Robert Richard Boyd
(Rope or El Ropo)
- Bats Left, Throws Left
- Height 5' 10", Weight 170 lb.
- High School New Albany (MS) High School
- Debut September 8, 1951
- Final Game September 24, 1961
- Born October 1, 1919 in Potts Camp, MS USA
- Died September 7, 2004 in Wichita, KS USA
 Biographical Information
A new name of Bob Boyd was going to break into the Baltimore Orioles' rich tradition of power-hitting first basemen since the franchise switch from the St. Louis Browns in 1954. The names, Jim Gentile, Boog Powell and Eddie Murray are readily recalled. Boyd, the team's first baseman from 1956 to 1960 was a .293 career lefthanded hitter who was tagged with the nickname "Rope" for the line drives that came off his bat.
A .300 plus hitter for five straight years in the Negro Leagues before being signed by the Chicago White Sox in 1950, Boyd continued to blister the ball in the high minors in the early 1950s with his .320 average in 1952 for the Seattle Rainiers, winning the Pacific Coast League batting title.
By the mid-1950s, he was approaching 30 and still in the minors. This prompted Doc Young in Jet Magazine to write, "Boyd's case is typical of Negro players who linger in organizations unwilling to give them a chance." Boyd himself would state years later: "The early black players had to do much better than the white players to make the majors."
When he was drafted by the Baltimore Orioles on November 27, 1955 in the Rule V draft and finally given a chance to play on a regular basis, Bob hit over .300 in four of his last five seasons, with a career-high .318 mark in 1957, the fourth-best in the American League that season. He once lined seven straight base hits against the Cleveland Indians in a 1958 doubleheader.

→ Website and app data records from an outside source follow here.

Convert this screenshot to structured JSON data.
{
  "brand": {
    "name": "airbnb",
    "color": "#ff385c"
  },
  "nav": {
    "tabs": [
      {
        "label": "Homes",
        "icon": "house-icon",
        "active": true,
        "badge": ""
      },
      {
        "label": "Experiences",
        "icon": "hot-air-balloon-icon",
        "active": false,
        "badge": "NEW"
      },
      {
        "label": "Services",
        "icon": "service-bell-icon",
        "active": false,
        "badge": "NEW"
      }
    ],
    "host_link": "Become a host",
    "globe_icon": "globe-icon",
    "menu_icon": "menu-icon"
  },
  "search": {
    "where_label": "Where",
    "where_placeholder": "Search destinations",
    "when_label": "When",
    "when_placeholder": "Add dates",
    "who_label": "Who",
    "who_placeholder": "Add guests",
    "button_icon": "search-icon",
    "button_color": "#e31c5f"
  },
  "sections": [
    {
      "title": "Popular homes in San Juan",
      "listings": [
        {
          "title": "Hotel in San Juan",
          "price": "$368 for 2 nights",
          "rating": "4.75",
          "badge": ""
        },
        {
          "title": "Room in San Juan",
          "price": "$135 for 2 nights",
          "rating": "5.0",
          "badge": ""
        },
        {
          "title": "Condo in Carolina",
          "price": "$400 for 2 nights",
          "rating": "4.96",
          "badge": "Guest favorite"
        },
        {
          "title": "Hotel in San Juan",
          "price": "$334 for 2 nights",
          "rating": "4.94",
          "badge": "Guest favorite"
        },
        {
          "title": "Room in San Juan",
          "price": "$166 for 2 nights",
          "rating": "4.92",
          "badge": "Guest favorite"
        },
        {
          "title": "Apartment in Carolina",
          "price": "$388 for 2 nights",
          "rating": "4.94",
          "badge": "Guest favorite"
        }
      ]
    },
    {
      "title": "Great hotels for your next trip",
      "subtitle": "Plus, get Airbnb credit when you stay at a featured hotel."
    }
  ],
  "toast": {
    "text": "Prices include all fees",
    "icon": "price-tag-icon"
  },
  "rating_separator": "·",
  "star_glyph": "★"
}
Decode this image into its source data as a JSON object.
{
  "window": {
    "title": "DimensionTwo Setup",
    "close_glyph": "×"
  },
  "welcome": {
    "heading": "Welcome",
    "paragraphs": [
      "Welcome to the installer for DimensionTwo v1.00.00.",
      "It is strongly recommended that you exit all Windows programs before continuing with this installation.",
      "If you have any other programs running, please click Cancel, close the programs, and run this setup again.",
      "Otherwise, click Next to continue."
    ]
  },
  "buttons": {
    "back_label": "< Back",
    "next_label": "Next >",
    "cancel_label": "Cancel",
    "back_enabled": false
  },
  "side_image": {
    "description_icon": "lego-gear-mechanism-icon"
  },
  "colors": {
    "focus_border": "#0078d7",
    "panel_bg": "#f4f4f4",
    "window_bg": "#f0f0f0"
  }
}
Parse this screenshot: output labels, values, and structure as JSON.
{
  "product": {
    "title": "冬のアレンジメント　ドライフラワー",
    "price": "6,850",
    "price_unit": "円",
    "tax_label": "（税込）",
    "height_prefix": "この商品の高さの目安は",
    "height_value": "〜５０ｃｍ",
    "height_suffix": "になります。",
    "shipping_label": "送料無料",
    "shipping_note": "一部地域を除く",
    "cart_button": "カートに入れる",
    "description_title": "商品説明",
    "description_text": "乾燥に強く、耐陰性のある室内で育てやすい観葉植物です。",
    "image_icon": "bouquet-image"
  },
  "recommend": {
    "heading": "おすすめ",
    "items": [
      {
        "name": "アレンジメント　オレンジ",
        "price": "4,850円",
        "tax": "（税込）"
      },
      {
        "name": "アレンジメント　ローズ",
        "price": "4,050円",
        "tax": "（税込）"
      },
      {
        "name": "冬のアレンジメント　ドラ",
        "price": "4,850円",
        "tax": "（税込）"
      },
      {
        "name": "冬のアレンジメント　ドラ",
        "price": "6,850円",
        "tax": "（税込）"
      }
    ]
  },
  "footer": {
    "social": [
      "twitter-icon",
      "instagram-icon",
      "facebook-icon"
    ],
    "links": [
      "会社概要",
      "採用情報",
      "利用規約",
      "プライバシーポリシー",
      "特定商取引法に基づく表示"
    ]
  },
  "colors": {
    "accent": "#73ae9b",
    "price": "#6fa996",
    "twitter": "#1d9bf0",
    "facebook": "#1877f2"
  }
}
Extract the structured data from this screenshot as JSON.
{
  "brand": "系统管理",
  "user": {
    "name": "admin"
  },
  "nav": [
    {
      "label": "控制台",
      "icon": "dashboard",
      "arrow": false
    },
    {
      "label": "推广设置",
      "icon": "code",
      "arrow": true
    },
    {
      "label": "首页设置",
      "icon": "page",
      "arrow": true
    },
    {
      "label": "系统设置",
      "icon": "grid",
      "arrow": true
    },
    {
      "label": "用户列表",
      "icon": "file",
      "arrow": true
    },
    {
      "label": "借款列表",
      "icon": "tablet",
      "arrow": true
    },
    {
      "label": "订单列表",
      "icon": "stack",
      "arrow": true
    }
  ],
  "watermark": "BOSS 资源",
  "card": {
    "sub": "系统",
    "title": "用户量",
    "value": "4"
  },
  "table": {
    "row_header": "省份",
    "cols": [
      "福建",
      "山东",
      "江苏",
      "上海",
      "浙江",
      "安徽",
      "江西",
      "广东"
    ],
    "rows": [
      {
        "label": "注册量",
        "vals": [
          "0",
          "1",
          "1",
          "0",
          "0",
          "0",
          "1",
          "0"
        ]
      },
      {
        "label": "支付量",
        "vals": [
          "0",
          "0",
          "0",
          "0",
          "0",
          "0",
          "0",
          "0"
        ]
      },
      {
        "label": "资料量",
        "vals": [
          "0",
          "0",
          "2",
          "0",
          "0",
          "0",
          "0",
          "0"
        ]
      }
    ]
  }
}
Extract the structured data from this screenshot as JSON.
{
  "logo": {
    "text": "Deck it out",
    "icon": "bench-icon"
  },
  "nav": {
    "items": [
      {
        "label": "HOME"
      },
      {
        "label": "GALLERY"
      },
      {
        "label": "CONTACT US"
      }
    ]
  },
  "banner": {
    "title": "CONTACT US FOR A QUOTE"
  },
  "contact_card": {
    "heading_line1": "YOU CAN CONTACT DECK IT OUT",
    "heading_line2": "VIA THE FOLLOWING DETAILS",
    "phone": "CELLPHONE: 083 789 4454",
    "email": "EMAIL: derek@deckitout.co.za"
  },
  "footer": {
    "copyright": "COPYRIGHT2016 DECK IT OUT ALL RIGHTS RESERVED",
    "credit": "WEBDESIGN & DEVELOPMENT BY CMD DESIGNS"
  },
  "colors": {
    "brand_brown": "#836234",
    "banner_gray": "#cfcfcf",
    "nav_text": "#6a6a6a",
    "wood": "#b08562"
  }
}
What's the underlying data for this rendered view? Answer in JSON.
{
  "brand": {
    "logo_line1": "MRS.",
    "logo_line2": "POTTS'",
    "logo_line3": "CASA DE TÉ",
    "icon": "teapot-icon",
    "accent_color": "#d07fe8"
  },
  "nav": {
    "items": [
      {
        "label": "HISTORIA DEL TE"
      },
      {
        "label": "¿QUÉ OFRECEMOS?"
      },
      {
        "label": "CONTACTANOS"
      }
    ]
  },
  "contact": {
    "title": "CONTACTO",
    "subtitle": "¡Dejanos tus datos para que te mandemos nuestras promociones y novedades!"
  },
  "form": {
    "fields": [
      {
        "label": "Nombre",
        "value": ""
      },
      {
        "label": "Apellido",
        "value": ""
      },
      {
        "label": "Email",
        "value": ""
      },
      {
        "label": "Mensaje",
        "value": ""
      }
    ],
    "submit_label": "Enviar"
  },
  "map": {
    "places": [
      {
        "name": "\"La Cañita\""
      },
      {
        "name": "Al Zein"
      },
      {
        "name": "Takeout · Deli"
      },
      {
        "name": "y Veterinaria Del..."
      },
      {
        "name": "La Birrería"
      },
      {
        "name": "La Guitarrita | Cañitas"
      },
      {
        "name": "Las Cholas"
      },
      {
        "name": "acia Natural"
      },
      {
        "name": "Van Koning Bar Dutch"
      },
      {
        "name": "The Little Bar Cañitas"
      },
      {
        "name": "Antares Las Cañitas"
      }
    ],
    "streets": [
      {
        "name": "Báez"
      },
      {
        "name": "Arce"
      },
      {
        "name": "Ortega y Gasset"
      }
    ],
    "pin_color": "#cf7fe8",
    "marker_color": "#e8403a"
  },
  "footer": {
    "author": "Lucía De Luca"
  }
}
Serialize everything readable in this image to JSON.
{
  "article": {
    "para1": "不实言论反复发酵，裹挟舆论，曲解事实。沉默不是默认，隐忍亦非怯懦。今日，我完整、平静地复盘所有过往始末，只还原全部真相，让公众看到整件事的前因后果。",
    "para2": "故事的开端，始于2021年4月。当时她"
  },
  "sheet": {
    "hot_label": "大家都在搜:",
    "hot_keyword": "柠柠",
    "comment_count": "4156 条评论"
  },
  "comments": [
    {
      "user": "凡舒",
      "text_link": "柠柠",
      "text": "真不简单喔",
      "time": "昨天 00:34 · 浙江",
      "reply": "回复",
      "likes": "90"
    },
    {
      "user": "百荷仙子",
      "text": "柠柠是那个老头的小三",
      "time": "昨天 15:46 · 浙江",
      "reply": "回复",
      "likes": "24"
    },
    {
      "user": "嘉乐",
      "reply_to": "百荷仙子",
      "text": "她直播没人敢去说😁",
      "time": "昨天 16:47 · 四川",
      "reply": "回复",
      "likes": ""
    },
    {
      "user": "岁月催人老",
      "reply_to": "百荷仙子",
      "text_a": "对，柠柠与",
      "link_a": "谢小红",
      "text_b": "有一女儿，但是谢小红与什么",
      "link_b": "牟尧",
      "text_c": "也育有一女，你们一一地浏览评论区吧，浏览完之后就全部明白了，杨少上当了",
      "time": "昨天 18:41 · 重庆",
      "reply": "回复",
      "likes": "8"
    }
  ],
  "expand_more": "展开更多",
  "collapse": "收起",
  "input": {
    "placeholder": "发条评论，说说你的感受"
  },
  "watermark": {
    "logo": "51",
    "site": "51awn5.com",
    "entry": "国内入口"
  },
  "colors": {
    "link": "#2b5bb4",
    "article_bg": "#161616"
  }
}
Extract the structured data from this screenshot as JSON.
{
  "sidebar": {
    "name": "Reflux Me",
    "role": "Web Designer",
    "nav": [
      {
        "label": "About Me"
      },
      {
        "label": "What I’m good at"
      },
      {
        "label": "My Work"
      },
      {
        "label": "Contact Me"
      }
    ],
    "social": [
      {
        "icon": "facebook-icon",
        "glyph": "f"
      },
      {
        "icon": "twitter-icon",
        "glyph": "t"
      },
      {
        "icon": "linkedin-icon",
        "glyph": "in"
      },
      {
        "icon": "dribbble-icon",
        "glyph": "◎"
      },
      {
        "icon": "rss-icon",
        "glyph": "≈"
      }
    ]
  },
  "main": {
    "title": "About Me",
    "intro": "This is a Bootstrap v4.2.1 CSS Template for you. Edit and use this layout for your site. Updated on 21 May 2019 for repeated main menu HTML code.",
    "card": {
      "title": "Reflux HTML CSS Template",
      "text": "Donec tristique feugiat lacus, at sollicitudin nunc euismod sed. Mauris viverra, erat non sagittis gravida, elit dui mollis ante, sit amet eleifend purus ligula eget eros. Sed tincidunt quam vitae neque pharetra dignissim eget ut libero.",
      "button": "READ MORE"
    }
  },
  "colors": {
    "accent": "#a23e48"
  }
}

For several years after last appearing in the majors with the Kansas City Athletics and Milwaukee Braves in 1961, he continued to "rope" line drives for the Rapid Transit Dreamliners, a top-flight national power semi-pro team. In his last big league season, he was at 41 the oldest player in all of Major League Baseball.